The Simple Answer

Polarised sunglasses are an additional level on top of sunglasses. They block harmful UVA and UVB rays from passing through the lenses. These two forms of radiation are harmful to your eyes and they can cause severe eye problems. In addition,  polarised sunglasses increase visual clarity, contrast, and acuity, as well as eliminate glare.

Why are polarised sunglasses important? Well, it is important to do everything possible to keep your eyes in tip top health. Polarised sunglasses are like easy-to-apply sunscreen for your eyes!

The Long Answer

I’d bet you guessed it – describing what polarised sunglasses are and why they’re important is a little more complicated than the “simple answer”. Polarised sunglasses only allow waves (visible light, UVA, UVB, etc.) to pass through in one direction – vertically.

Let’s quickly define glare: a bundle of light which hits a flat surface is reflected horizontally and becomes horizontally polarised. Since polarised lenses only allow light to pass through in the vertical orientation, glare is almost entirely eliminated! This aspect is hugely beneficial to active people who love to go exploring. Have you ever been relaxing on a boat or hiking in snow and could hardly open your eyes? Polarised sunglasses excel in places like these and they will help you to see more of the world around you.

Polarised sunglasses will increase your focus in the sun for longer periods of time and increase reaction times. For those of us who love being outside and exploring the outdoors, these things are incredibly important.

It’s important to point out the downsides of using polarised sunglasses because if something is too good to be true, it probably is.

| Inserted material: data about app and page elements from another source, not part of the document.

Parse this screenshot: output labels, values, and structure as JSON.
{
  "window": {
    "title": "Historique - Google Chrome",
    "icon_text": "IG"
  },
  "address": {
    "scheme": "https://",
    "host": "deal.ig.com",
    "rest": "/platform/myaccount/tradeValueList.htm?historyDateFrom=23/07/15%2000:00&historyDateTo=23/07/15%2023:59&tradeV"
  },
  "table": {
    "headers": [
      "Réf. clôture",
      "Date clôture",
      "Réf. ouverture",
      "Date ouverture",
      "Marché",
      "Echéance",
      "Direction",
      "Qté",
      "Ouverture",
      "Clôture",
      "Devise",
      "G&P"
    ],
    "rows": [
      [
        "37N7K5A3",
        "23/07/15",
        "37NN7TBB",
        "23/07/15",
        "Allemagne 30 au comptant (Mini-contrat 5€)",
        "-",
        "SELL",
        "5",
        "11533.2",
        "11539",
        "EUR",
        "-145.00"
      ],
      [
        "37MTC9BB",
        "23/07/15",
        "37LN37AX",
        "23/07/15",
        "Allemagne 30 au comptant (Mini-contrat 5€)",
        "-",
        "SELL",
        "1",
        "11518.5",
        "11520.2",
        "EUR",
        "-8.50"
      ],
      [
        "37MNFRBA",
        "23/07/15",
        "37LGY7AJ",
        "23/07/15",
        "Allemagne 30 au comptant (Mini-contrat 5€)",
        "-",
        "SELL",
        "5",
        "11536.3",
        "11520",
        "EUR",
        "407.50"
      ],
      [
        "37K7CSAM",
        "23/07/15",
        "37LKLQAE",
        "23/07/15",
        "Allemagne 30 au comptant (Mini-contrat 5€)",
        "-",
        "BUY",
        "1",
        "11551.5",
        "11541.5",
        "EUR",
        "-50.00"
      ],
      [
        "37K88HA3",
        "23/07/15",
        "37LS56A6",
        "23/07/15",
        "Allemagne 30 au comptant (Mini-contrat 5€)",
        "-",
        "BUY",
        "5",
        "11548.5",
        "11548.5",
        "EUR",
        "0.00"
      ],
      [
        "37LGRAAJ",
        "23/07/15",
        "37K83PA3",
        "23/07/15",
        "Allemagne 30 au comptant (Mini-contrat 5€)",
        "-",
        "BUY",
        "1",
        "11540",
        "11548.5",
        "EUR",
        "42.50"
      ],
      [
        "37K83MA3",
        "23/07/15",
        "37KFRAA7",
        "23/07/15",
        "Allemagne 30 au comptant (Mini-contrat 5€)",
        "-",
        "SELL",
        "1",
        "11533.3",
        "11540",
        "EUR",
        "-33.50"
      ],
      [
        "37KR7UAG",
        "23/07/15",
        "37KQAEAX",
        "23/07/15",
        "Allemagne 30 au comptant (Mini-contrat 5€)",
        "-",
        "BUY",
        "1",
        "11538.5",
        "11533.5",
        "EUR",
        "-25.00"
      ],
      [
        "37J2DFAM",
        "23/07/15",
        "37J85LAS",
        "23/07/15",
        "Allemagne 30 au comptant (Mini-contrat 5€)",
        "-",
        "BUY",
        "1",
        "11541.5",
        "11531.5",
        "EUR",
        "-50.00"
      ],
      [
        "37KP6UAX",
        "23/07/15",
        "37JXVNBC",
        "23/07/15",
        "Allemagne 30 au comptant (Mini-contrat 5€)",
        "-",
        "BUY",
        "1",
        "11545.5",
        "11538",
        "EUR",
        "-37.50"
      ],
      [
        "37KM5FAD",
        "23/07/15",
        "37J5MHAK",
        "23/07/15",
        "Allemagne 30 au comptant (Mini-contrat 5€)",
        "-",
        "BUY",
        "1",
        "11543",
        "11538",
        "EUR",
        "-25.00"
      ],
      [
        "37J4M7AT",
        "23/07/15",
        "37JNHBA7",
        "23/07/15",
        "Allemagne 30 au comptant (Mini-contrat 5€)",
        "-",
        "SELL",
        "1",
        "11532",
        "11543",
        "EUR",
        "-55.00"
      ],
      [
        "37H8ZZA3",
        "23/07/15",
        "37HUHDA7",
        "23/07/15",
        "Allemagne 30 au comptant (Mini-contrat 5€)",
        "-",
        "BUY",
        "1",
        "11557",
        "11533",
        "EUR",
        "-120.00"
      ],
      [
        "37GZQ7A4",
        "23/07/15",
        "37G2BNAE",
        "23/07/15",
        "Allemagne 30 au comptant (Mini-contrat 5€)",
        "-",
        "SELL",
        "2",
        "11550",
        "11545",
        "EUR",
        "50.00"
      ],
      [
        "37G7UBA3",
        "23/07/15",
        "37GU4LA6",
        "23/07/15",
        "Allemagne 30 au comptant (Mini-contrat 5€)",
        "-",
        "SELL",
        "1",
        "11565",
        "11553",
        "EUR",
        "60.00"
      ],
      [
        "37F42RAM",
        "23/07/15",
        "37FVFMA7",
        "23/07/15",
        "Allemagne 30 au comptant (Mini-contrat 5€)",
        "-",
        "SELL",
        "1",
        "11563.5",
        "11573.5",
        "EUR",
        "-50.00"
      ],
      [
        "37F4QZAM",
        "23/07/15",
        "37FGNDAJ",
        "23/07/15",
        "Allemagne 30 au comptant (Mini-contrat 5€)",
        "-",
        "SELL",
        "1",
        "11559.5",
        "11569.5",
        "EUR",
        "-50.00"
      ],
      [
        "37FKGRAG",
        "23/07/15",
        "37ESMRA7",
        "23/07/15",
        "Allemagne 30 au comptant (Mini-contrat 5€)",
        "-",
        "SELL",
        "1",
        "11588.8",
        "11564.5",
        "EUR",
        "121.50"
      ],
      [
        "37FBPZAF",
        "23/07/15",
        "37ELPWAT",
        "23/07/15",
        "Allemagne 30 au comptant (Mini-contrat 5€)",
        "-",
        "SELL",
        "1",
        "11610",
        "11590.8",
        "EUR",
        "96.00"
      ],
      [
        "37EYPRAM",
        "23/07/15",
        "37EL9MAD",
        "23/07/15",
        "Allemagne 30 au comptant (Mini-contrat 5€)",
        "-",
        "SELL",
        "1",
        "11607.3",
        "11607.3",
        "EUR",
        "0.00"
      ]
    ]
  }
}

When wearing polarised sunglasses, you’re going to struggle to see LCD screens clearly, which are common on cell phones, car dashboards, digital clocks, TVs, etc. Polarised sunglasses also block more light naturally than their non-polarised counterparts. Therefore you can’t wear your sunglasses at night (I’m looking at you Corey Hart…) but we don’t think this is much of a problem in all honesty. We recommend not wearing any sunglasses at night.

Pilots cannot use polarised sunglasses… ever. Firstly, they need to constantly keep track of this pesky LCD screens listing unimportant things like altitude, airspeed, fuel levels, etc. Secondly, and possibly more important, they might miss the glare of another aircraft flying into their path! But if you’re not a pilot, these things probably aren’t of concern to you.


  • Increase visual clarity and contrast;
  • Eliminated glare;
  • Protection against harmful UVA and UVB radiation;
  • Reduced eye strain.


  • Reduced visibility of LCD screens;
  • Can’t wear them at night like Corey Hart;
  • Detrimental to the health and safety of Pilots, their crew, and passengers.
All SFJALL Sunglasses are polarised to UV400, which means that our lenses absorb UV-A, B and C rays, up to a wavelength of 400 nanometers. Our main audience is people who like exploring the outdoors where there aren’t many LCD screens or plane cockpits. We want to help people protect their eyes and experience more of what the world has to offer!

The Dangers of not using polarised sunglasses

Sadly, we must now review why using unpolarised lenses can be dangerous, so look away now if you’re an unpolarised fanatic.
One important danger of unpolarised sunglasses is that they will increase the amount of UV radiation which enters your eyes, therefore increasing your chances of severe eye problems. Unpolarised sunglasses help reduce the total light entering your eyes and therefore eliminate some need to squint in bright light. This will cause your pupils to dilate (open) and increase the amount of radiation entering your eyes.

A key takeaway should be that there are many benefits to using polarised sunglasses and some disadvantages. We highly recommend consulting an optician for any concerns regarding eye health and which sunglasses are right for you.
Severe Eye Problems: additional exposure to UV rays increases your risk for cataracts, macular degeneration, and even development of the rare cancer ocular melanoma.